And so it came to pass that the Ponds/Williams’es have finally left the Doctor to his own devices and gone to live as normal a life as they could muster. Not in the Victorian terrace that had been their Earthbound domestic dwelling place donated to them by their friend but instead in old New York. Prior to airing and, in essence, ever since Karen and Arthur announced that they would be leaving, speculation was rife as to exactly how this would happen. Infamously, The Moff said that not everyone would make it out alive and that “This time I’m kidding!”: A none too subtle reference to the fact, and an admission of his fibbing, when he had said that one of the characters would absolutely, definitely be killed in “The Impossible Astronaut” Continue reading

“The Power of Three” – Review: Redux

Doctor “I am not running away from things, I am running towards them. Before they flare and fade, forever…. You were the first. The first face this face saw. And you are seared on to my hearts, Amelia Pond. I am running to you and Rory before you fade from me.

Dr Who XI 3 Ep4

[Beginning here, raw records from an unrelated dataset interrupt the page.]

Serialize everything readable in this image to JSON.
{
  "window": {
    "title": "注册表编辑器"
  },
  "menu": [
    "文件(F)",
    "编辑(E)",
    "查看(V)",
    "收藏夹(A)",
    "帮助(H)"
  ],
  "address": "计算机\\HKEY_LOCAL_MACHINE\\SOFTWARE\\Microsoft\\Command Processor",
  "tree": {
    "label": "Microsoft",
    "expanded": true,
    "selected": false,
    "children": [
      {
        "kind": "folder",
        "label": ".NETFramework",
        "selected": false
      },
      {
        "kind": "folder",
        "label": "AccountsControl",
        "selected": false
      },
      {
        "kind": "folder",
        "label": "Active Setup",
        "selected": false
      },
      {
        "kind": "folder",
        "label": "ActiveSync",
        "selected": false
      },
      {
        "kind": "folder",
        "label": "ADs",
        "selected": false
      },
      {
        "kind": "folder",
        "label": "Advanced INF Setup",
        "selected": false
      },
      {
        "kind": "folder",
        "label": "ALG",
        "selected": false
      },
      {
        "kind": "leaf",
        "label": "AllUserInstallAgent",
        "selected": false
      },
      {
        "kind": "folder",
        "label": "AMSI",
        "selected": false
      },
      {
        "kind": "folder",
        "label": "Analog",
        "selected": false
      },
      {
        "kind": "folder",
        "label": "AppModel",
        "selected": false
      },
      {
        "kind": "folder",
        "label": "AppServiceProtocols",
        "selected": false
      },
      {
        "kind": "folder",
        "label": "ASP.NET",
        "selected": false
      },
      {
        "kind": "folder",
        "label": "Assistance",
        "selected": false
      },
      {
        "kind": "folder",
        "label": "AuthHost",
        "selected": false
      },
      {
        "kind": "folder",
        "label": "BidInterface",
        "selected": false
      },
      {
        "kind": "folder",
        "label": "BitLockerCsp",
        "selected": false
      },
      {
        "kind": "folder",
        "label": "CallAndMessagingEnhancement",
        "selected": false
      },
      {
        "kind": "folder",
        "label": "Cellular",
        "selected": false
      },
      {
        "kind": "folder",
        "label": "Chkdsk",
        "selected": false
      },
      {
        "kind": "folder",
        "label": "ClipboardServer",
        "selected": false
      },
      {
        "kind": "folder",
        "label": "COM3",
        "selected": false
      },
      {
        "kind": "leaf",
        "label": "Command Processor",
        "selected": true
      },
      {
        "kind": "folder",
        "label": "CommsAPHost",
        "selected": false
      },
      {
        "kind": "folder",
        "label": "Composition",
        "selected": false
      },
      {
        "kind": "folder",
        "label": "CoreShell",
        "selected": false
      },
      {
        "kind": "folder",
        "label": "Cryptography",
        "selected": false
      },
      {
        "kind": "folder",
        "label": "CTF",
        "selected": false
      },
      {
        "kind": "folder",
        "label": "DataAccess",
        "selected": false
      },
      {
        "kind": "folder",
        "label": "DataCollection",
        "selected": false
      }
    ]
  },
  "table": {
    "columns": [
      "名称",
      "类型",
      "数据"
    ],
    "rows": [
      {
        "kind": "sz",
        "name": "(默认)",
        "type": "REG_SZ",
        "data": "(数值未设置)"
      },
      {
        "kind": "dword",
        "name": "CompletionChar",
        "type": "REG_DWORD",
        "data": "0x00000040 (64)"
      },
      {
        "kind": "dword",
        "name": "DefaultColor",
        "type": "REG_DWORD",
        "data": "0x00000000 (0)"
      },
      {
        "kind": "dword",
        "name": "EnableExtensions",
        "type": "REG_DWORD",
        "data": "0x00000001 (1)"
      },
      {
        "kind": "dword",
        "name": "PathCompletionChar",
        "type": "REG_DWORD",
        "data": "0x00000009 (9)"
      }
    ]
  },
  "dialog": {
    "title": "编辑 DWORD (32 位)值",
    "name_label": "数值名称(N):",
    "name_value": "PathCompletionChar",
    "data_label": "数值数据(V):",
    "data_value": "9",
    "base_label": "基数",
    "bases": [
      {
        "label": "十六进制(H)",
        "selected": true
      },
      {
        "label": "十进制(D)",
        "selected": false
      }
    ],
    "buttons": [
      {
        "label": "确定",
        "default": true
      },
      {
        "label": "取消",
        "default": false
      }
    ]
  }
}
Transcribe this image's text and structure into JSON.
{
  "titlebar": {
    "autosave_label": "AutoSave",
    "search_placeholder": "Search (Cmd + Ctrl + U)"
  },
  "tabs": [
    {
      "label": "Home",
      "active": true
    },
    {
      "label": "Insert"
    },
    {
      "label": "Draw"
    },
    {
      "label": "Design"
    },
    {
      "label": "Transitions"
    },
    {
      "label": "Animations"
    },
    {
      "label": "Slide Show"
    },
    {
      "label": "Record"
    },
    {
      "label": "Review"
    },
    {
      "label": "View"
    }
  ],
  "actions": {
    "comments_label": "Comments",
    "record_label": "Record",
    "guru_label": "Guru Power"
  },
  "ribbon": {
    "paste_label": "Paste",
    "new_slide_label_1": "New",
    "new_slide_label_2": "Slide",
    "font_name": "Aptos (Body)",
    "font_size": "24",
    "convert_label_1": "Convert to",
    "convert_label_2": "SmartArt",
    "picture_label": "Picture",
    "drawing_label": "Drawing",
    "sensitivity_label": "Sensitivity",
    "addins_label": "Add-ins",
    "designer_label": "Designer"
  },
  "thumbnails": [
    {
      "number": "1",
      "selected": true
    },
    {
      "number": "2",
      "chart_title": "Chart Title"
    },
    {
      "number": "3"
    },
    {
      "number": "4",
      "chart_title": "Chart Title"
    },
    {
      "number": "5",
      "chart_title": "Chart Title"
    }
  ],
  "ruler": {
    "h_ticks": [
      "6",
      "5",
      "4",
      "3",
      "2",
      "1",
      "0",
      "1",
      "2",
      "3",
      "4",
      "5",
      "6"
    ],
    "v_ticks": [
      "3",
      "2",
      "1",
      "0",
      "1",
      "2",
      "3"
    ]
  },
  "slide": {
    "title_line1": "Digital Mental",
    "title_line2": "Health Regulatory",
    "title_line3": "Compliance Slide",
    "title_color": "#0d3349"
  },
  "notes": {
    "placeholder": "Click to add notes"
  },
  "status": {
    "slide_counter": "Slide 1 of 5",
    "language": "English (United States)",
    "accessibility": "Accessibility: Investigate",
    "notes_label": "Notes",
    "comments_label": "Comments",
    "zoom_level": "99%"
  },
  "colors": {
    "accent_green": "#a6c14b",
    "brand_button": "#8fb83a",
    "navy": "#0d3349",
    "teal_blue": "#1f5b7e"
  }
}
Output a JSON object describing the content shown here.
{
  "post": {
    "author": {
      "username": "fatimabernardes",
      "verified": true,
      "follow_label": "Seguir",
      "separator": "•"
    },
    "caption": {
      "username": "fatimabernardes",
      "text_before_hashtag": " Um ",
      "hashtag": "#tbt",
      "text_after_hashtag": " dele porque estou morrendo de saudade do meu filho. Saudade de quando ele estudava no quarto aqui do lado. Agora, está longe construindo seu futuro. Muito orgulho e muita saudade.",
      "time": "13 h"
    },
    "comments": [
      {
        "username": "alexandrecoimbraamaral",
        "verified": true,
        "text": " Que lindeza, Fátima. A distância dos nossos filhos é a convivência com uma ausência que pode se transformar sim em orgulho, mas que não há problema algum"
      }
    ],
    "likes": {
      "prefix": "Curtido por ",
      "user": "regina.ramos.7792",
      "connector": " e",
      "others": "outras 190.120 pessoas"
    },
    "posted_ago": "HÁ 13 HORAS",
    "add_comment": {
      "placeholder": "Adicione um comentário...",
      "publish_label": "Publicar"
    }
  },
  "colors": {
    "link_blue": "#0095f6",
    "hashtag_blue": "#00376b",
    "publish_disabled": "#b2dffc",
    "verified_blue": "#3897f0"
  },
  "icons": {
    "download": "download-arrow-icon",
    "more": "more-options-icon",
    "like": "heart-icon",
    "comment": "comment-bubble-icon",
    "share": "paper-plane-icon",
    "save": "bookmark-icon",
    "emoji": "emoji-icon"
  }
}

I think that this may have been the best episode of the four that we’ve seen in Series Seven, so far. On the surface it was a simple tale: there were no headline acts here: no dinosaurs or cowboys, no Daleks or Angels, but what it did have was a soul and, both figuratively and literally, it went for the heart. Of course, it wouldn’t be Doctor Who without an alien threat of some description [Well, it wouldn’t be Doctor Who since the purely historical tales of yesteryear] but the simplicity of that ‘invasion’ part of the plot seemed to be designed so as not to detract or distract from the core material. That core material being the drawing together of the ongoing narrative that has been developing since the Doctor bought Amy and Rory a house at the end of “The God Complex”, providing us with more insight about the impact of these double lives that the Ponds are living and setting us up nicely for their departure when the Angels take Manhattan next time out. Continue reading